What is required: Do any lines in the data below contain "liquidity"? If so, copy every one of them.

-- Dataset content follows --

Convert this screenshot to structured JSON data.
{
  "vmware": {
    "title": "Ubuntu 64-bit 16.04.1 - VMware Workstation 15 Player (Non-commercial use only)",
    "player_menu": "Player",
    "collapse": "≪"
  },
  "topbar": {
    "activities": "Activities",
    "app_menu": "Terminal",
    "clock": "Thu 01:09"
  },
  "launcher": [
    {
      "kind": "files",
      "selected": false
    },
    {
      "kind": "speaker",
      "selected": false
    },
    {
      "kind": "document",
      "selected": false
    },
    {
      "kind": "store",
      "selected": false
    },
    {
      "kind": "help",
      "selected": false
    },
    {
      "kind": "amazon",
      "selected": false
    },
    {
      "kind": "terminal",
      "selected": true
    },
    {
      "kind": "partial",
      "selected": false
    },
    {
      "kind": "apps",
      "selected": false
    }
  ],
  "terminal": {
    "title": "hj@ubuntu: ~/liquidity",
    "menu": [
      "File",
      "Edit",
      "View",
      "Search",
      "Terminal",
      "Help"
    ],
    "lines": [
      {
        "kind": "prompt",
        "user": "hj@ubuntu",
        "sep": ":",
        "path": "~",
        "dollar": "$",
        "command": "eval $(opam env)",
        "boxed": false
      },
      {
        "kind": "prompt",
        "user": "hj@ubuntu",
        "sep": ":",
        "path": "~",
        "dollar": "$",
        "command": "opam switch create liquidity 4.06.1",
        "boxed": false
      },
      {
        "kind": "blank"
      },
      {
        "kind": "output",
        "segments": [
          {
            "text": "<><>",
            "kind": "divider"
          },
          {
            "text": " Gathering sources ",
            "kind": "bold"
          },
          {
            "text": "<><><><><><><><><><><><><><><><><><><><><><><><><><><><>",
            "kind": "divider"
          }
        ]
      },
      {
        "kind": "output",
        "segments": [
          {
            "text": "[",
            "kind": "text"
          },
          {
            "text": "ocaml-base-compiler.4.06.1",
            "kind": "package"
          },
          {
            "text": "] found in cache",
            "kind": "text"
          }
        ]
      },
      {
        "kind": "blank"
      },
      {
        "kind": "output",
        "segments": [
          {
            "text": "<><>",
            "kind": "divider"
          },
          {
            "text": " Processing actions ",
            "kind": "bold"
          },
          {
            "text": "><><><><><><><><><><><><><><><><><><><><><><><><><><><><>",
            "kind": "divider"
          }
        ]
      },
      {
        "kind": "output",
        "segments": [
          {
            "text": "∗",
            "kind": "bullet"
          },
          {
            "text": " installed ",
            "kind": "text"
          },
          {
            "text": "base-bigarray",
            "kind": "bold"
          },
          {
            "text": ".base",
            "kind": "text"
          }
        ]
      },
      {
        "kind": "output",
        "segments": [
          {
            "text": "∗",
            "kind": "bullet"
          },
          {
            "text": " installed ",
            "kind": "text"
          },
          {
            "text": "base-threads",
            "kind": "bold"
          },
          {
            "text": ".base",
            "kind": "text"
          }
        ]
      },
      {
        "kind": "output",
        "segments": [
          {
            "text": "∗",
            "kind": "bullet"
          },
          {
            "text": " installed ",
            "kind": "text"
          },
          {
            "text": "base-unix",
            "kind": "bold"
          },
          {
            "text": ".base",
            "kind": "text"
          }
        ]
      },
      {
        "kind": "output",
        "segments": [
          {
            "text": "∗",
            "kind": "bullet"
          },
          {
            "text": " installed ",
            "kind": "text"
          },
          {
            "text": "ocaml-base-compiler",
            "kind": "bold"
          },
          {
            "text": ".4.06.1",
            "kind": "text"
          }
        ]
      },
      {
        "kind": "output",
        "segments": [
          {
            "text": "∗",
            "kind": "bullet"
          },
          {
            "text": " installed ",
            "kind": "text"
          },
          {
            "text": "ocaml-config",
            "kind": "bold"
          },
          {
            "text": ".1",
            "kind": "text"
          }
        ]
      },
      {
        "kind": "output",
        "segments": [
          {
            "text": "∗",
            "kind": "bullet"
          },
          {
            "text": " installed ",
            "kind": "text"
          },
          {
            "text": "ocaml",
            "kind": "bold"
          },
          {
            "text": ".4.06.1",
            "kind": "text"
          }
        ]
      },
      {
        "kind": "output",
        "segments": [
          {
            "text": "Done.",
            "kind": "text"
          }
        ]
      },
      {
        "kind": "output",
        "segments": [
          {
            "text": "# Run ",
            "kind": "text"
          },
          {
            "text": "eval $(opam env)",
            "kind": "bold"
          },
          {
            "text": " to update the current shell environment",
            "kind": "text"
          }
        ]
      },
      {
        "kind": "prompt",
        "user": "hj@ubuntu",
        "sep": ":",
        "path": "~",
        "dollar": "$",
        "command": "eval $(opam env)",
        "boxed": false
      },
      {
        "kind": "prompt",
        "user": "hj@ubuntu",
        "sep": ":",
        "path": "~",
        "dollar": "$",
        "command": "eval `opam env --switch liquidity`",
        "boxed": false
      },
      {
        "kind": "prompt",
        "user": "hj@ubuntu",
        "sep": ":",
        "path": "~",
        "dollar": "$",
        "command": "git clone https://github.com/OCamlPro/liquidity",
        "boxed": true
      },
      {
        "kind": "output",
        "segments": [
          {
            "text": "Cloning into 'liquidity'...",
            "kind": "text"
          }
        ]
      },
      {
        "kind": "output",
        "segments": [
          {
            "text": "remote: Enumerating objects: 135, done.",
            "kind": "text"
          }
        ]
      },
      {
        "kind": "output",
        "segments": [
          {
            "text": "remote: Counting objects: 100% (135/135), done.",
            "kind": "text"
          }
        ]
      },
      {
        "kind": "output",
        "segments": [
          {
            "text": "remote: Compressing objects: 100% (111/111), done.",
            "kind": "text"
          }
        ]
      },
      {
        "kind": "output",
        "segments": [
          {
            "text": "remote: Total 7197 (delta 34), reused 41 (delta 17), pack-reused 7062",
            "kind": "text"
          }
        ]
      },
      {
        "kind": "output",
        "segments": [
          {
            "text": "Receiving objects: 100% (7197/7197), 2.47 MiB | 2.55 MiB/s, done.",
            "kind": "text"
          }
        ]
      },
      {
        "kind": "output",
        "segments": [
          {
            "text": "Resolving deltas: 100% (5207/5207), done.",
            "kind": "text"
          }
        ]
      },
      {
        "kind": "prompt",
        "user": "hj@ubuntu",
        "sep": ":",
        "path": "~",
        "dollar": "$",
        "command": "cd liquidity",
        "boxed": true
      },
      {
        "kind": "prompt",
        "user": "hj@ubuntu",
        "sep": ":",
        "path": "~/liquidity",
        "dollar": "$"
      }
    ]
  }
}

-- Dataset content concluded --

Answer box:
    "title": "hj@ubuntu: ~/liquidity",
        "command": "opam switch create liquidity 4.06.1",
        "command": "eval `opam env --switch liquidity`",
        "command": "git clone https://github.com/OCamlPro/liquidity",
            "text": "Cloning into 'liquidity'...",
        "command": "cd liquidity",
        "path": "~/liquidity",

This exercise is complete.